The world is rapidly becoming more complex and we are constantly being struck by new information. If you’re not ready, floods can easily overwhelm you. Learn to be more selective about what’s important, and if that’s not entirely possible, learn skills to improve memory, speed up learning, and allow the brain to process large amounts of information.
Have you ever felt that your life is like a television that is constantly changing channels? A flood of new information is constantly hitting you. New product announcements, news about events in the Middle East, and confusing peace talks. Manuals are written in confusing jargon, and income tax contracts and forms are like a maze that even experts can hardly find a way out.
But the flow doesn’t seem to stop, with many books published each year and new magazines and newspapers calling our attention. Cable and satellite TV literally bring hundreds of new TV channels. A large amount of information on the Internet is enough to cause migraine headaches for everyone. With the arrival of the information age, new media will bring information directly to your computer and television from all over the world. Some people are overwhelmed by the flow of ideas. They are afraid to flood the information avalanche.
When we feel we are losing our view of the world, it limits our perception and we begin to get caught up in the details. The turmoil will take over. Visit:- https://themartinnews.com/
At the same time, we want to appear as enlightened adults who can make sound decisions, form our own opinions and make our own decisions. Therefore, the challenge is to find the best way to make wise decisions from over-information. First, you need to think carefully about the goals you want to achieve in your task. Maybe you are giving a speech and want to be more confident and less anxious. The first step is to visualize your intent in fixed terms. Think about the body language and words you want to convey on a particular occasion.

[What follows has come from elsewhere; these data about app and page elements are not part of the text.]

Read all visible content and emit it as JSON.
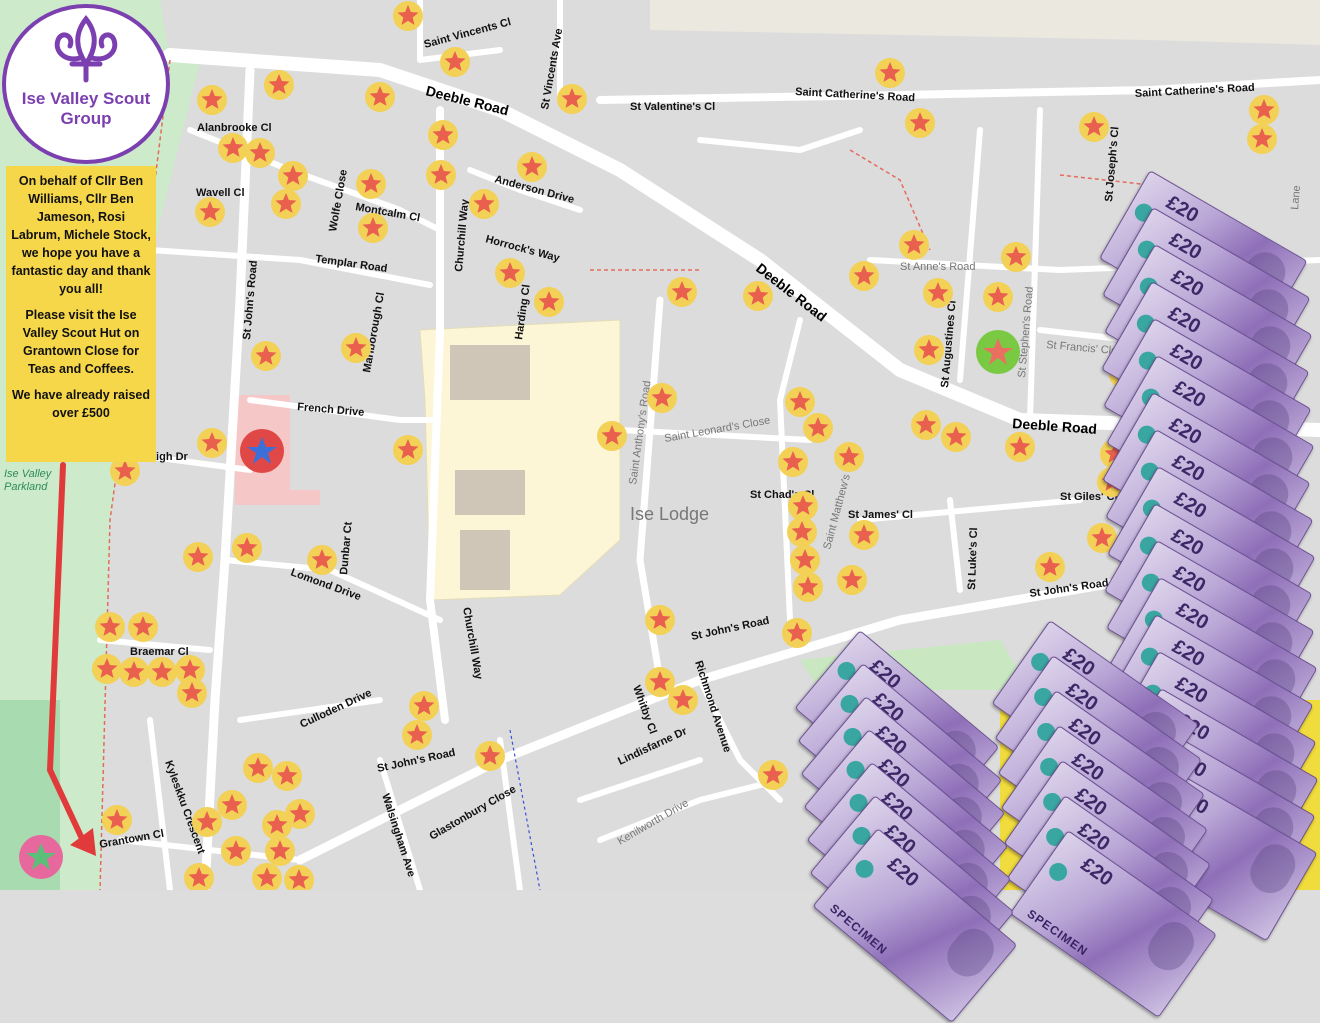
{
  "organisation": {
    "name": "Ise Valley Scout Group",
    "colour": "#7b3fb0"
  },
  "notice": {
    "paragraphs": [
      "On behalf of Cllr Ben Williams, Cllr Ben Jameson, Rosi Labrum, Michele Stock, we hope you have a fantastic day and thank you all!",
      "Please visit the Ise Valley Scout Hut on Grantown Close for Teas and Coffees.",
      "We have already raised over £500"
    ],
    "background": "#f7d74a"
  },
  "map": {
    "area_label": "Ise Lodge",
    "park_label": "Ise Valley Parkland",
    "major_roads": [
      "Deeble Road",
      "Deeble Road",
      "Deeble Road"
    ],
    "streets": [
      "Saint Vincents Cl",
      "St Vincents Ave",
      "St Valentine's Cl",
      "Saint Catherine's Road",
      "Saint Catherine's Road",
      "Alanbrooke Cl",
      "Wavell Cl",
      "Wolfe Close",
      "Montcalm Cl",
      "Anderson Drive",
      "Churchill Way",
      "Horrock's Way",
      "Templar Road",
      "Harding Cl",
      "Marlborough Cl",
      "St John's Road",
      "French Drive",
      "Haigh Dr",
      "Dunbar Ct",
      "Lomond Drive",
      "Braemar Cl",
      "Culloden Drive",
      "Kyleskku Crescent",
      "Grantown Cl",
      "Walsingham Ave",
      "Glastonbury Close",
      "St John's Road",
      "Lindisfarne Dr",
      "Whitby Cl",
      "Richmond Avenue",
      "Kenilworth Drive",
      "St John's Road",
      "Saint Anthony's Road",
      "Saint Leonard's Close",
      "St Chad's Cl",
      "Saint Matthew's Road",
      "St James' Cl",
      "St Luke's Cl",
      "St John's Road",
      "St Giles' Cl",
      "St Anne's Road",
      "St Augustines Cl",
      "St Stephen's Road",
      "St Francis' Close",
      "St Joseph's Cl",
      "Churchill Way",
      "Lane"
    ],
    "marker_legend": {
      "sale": "#f2d156",
      "scout_hut": "#e7689c",
      "school": "#e04848",
      "church": "#7ac943"
    }
  },
  "banknotes": {
    "denomination": "£20",
    "specimen_label": "SPECIMEN"
  }
}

Be careful to formulate all the details of your mind. Also, ask yourself the basic question of whether you can reach your goals. If you do not reach your goals, consider your options, and at the expense of all the needs of the people around you.

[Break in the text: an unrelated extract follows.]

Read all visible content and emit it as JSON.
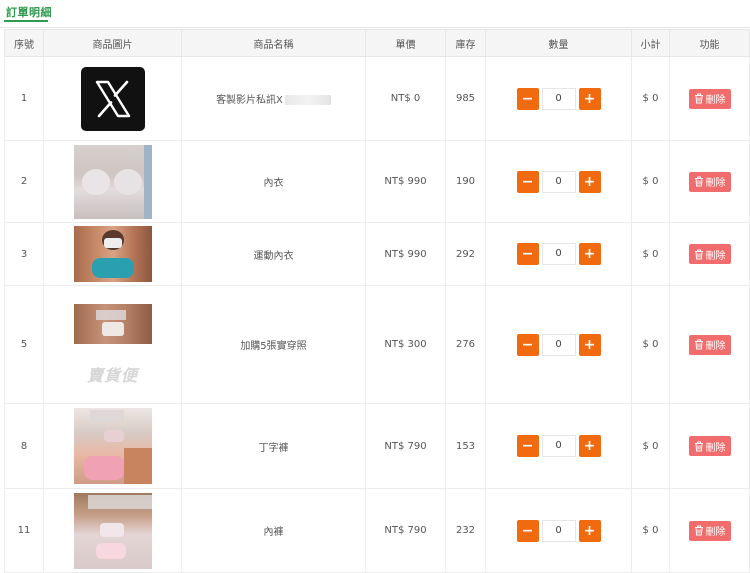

Once you know exactly what you are looking for and why, you can work on a large amount of information accurately. The basic rules here are: Limit the information you receive to what you need to achieve your goals and what personally motivates you. You can confidently ignore everything. Choosing the one that is most relevant to your goal makes the weight of the information more manageable and less stressful.